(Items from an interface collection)

◇ ◇ ◇ ◇ ◇ ◇ ◇

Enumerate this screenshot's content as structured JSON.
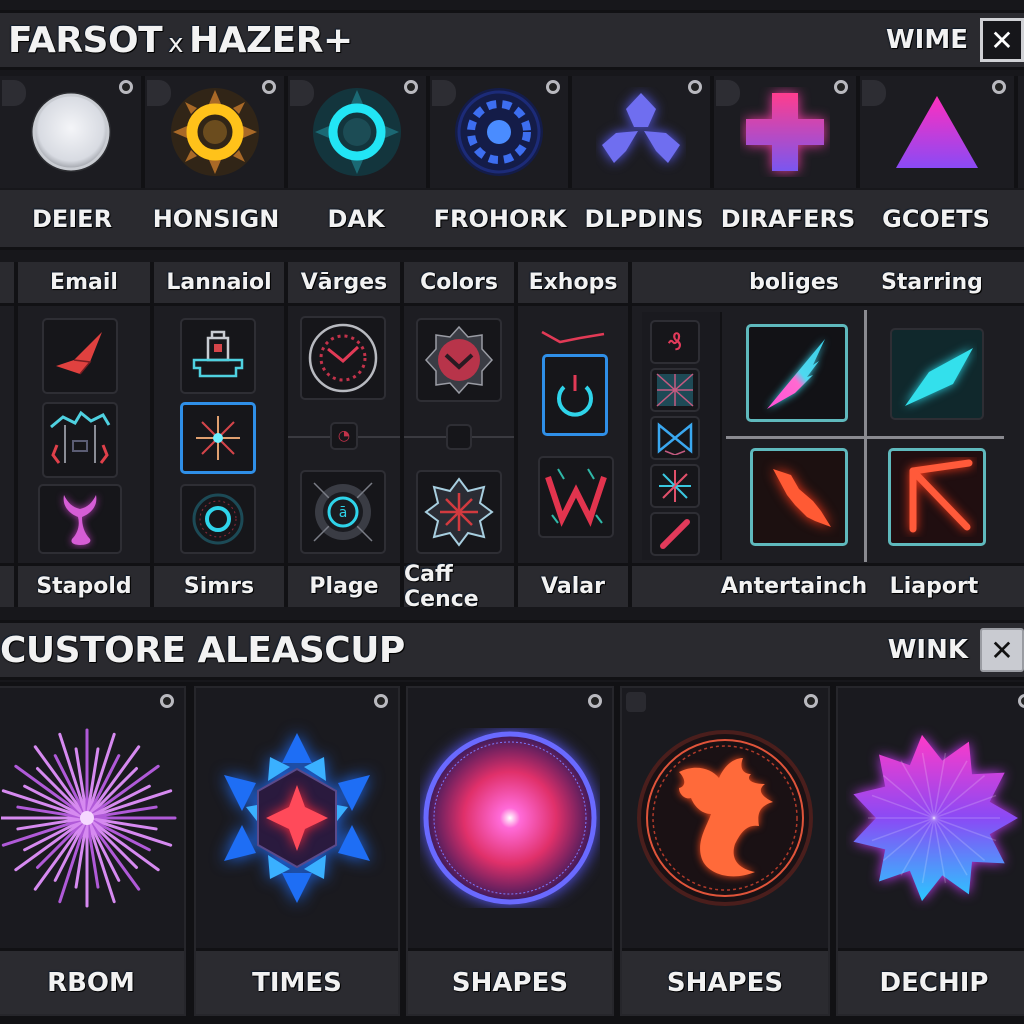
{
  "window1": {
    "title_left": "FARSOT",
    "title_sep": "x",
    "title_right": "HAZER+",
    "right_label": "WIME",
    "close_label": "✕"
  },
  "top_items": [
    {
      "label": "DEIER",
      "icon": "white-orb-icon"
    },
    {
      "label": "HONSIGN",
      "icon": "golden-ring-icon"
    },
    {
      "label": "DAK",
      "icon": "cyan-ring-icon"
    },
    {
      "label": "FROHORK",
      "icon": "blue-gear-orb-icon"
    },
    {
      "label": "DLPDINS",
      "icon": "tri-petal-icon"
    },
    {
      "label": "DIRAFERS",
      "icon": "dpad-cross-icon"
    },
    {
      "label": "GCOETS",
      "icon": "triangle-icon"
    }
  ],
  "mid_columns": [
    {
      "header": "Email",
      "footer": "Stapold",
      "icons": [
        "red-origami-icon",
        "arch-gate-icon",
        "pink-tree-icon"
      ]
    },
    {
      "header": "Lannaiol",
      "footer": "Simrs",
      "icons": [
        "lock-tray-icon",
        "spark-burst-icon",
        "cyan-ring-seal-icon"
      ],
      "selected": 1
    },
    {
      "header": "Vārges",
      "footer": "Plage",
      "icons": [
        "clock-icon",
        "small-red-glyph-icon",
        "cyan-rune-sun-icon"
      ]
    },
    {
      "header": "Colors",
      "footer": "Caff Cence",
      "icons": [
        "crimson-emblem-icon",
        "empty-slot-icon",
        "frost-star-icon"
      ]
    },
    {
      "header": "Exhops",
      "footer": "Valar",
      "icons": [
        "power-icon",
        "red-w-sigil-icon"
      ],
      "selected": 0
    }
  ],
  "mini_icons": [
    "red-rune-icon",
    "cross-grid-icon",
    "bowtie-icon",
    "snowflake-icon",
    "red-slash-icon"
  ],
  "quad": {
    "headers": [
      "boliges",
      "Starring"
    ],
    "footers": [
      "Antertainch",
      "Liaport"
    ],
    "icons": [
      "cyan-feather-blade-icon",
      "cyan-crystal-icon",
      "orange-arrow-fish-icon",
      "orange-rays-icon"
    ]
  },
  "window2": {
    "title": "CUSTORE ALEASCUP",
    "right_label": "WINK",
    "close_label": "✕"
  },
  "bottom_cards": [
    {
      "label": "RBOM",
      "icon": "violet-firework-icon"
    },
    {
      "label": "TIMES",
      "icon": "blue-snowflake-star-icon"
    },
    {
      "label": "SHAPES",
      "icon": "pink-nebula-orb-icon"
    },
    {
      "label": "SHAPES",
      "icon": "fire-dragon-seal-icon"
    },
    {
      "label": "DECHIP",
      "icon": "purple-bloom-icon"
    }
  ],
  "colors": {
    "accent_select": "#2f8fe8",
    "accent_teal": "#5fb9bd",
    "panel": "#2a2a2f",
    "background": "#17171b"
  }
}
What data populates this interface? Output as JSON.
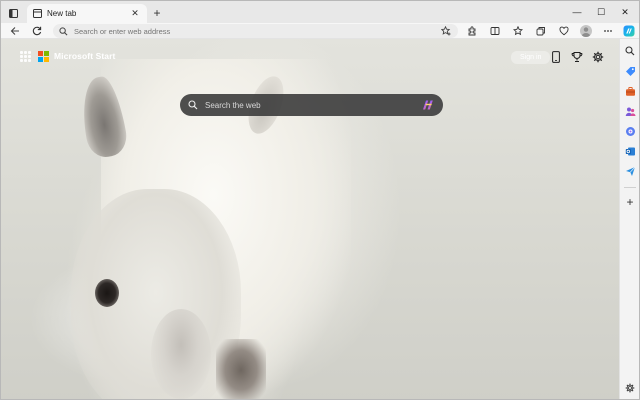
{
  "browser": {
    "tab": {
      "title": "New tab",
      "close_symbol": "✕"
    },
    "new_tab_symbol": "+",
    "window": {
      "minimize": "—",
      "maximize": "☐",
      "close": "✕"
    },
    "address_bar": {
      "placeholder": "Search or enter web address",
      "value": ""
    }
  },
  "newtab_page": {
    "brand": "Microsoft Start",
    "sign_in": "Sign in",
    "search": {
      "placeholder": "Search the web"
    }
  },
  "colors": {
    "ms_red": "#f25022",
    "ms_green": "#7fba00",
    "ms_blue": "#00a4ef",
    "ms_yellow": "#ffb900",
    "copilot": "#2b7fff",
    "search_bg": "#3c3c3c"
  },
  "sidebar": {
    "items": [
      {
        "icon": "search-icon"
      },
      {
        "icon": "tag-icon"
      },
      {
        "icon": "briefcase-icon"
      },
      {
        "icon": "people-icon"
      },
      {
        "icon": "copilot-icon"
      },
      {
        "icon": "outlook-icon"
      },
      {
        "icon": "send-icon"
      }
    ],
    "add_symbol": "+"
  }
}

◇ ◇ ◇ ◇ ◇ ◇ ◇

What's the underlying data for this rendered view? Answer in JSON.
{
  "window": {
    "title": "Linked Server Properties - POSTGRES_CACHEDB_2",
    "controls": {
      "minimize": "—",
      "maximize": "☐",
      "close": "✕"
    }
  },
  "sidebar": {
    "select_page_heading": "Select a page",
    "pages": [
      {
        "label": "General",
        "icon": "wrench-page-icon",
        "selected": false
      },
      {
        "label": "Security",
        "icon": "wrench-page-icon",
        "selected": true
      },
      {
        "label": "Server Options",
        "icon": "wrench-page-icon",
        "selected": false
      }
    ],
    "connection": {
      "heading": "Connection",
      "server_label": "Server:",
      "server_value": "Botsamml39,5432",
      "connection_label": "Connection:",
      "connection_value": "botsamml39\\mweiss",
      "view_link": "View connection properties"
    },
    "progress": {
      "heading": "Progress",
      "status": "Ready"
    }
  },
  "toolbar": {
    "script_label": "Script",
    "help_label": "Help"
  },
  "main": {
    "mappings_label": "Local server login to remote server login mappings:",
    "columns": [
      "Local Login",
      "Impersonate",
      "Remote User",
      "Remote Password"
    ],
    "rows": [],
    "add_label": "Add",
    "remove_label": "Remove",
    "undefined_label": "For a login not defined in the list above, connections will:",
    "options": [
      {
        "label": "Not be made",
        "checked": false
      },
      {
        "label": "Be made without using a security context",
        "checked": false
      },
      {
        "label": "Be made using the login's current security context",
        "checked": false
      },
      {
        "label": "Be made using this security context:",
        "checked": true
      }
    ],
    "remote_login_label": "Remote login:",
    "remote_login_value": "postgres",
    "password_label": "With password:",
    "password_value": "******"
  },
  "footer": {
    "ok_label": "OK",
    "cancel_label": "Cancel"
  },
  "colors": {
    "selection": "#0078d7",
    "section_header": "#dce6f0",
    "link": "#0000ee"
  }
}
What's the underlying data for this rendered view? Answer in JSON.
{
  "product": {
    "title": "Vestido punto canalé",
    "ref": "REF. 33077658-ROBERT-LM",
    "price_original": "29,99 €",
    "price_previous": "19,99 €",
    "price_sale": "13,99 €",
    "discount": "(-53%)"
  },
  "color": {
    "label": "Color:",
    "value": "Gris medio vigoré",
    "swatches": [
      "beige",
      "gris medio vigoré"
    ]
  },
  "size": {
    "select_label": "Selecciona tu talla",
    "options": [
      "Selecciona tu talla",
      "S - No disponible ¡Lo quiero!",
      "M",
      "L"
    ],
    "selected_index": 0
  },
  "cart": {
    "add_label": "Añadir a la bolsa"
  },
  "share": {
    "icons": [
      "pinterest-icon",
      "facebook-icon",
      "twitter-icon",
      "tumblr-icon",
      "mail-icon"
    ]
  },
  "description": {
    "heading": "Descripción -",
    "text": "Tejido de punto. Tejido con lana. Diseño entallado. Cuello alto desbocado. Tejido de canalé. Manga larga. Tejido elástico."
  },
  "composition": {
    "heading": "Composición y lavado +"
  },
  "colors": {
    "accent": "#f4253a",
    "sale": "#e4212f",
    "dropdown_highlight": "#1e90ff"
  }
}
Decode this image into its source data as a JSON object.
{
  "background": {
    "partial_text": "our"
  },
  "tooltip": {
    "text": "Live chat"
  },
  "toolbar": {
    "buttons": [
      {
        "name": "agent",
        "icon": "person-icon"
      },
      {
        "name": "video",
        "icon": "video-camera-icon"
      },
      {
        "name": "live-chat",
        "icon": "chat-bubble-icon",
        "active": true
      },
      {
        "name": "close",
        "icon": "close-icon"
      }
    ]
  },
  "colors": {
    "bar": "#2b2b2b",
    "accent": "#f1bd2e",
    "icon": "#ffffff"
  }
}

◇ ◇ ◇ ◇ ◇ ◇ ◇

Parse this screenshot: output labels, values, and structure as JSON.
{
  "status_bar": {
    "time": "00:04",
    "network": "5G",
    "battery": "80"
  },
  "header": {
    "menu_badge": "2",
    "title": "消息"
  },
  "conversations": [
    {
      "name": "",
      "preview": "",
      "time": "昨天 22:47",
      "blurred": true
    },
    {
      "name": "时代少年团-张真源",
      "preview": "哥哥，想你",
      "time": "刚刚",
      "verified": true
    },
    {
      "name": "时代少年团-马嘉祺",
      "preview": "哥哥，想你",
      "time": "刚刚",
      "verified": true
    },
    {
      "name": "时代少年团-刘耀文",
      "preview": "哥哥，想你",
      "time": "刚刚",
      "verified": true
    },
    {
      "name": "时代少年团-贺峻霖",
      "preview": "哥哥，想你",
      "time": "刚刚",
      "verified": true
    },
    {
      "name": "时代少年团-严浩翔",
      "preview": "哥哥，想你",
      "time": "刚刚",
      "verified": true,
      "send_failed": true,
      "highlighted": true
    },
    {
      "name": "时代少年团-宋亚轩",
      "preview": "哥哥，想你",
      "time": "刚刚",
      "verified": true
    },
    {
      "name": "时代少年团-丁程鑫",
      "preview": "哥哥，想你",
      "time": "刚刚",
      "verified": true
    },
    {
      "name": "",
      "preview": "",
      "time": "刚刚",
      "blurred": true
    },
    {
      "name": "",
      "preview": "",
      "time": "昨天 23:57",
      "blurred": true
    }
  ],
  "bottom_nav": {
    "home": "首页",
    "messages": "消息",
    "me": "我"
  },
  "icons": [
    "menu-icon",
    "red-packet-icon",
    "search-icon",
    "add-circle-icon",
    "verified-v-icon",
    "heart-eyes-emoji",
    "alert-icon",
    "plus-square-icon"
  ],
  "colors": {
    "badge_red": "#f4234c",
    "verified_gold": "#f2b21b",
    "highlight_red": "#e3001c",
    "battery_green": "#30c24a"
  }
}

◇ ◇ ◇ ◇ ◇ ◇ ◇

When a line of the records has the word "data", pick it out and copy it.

What data populates this interface? Output as JSON.
What's the underlying data for this rendered view? Answer in JSON.
What's the underlying data for this rendered view? Answer in JSON.
Decode this image into its source data as a JSON object.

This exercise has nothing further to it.